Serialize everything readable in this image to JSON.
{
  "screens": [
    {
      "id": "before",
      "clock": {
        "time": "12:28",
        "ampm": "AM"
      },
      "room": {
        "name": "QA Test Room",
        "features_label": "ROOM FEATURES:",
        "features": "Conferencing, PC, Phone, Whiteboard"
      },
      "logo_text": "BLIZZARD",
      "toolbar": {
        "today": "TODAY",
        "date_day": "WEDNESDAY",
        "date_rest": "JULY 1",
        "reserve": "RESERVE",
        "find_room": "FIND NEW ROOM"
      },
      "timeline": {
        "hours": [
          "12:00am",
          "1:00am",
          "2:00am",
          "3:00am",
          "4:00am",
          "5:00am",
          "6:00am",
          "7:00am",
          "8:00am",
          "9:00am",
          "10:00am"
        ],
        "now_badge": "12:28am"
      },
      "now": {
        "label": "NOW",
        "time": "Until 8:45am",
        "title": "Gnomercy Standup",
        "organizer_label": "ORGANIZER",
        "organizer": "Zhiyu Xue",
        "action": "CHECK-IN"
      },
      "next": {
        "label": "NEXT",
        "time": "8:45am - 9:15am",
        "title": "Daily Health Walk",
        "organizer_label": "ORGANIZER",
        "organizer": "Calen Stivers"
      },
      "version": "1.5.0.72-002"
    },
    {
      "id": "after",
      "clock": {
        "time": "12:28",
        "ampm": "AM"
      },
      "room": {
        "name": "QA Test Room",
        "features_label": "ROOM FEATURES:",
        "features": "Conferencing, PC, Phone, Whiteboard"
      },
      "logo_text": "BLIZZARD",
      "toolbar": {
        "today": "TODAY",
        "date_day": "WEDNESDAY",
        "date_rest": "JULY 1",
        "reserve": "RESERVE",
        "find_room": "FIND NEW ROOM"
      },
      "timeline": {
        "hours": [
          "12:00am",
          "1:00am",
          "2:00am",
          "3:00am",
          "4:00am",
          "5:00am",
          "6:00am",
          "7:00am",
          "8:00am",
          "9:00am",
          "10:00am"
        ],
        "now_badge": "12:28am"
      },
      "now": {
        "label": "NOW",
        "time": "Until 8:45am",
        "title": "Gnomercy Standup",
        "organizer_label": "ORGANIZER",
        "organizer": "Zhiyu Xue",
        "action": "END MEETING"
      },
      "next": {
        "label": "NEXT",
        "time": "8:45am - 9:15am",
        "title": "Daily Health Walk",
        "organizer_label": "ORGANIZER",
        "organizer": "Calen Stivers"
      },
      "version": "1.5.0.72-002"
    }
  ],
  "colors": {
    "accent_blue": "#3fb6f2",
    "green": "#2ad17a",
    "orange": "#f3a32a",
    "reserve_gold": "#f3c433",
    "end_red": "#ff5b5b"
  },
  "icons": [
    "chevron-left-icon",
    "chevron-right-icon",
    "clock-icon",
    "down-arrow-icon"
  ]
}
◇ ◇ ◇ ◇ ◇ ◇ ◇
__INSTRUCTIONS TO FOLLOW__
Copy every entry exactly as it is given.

__OUTPUT FOR THIS TASK__
Serialize everything readable in this image to JSON.
{
  "screens": [
    {
      "id": "before",
      "clock": {
        "time": "12:28",
        "ampm": "AM"
      },
      "room": {
        "name": "QA Test Room",
        "features_label": "ROOM FEATURES:",
        "features": "Conferencing, PC, Phone, Whiteboard"
      },
      "logo_text": "BLIZZARD",
      "toolbar": {
        "today": "TODAY",
        "date_day": "WEDNESDAY",
        "date_rest": "JULY 1",
        "reserve": "RESERVE",
        "find_room": "FIND NEW ROOM"
      },
      "timeline": {
        "hours": [
          "12:00am",
          "1:00am",
          "2:00am",
          "3:00am",
          "4:00am",
          "5:00am",
          "6:00am",
          "7:00am",
          "8:00am",
          "9:00am",
          "10:00am"
        ],
        "now_badge": "12:28am"
      },
      "now": {
        "label": "NOW",
        "time": "Until 8:45am",
        "title": "Gnomercy Standup",
        "organizer_label": "ORGANIZER",
        "organizer": "Zhiyu Xue",
        "action": "CHECK-IN"
      },
      "next": {
        "label": "NEXT",
        "time": "8:45am - 9:15am",
        "title": "Daily Health Walk",
        "organizer_label": "ORGANIZER",
        "organizer": "Calen Stivers"
      },
      "version": "1.5.0.72-002"
    },
    {
      "id": "after",
      "clock": {
        "time": "12:28",
        "ampm": "AM"
      },
      "room": {
        "name": "QA Test Room",
        "features_label": "ROOM FEATURES:",
        "features": "Conferencing, PC, Phone, Whiteboard"
      },
      "logo_text": "BLIZZARD",
      "toolbar": {
        "today": "TODAY",
        "date_day": "WEDNESDAY",
        "date_rest": "JULY 1",
        "reserve": "RESERVE",
        "find_room": "FIND NEW ROOM"
      },
      "timeline": {
        "hours": [
          "12:00am",
          "1:00am",
          "2:00am",
          "3:00am",
          "4:00am",
          "5:00am",
          "6:00am",
          "7:00am",
          "8:00am",
          "9:00am",
          "10:00am"
        ],
        "now_badge": "12:28am"
      },
      "now": {
        "label": "NOW",
        "time": "Until 8:45am",
        "title": "Gnomercy Standup",
        "organizer_label": "ORGANIZER",
        "organizer": "Zhiyu Xue",
        "action": "END MEETING"
      },
      "next": {
        "label": "NEXT",
        "time": "8:45am - 9:15am",
        "title": "Daily Health Walk",
        "organizer_label": "ORGANIZER",
        "organizer": "Calen Stivers"
      },
      "version": "1.5.0.72-002"
    }
  ],
  "colors": {
    "accent_blue": "#3fb6f2",
    "green": "#2ad17a",
    "orange": "#f3a32a",
    "reserve_gold": "#f3c433",
    "end_red": "#ff5b5b"
  },
  "icons": [
    "chevron-left-icon",
    "chevron-right-icon",
    "clock-icon",
    "down-arrow-icon"
  ]
}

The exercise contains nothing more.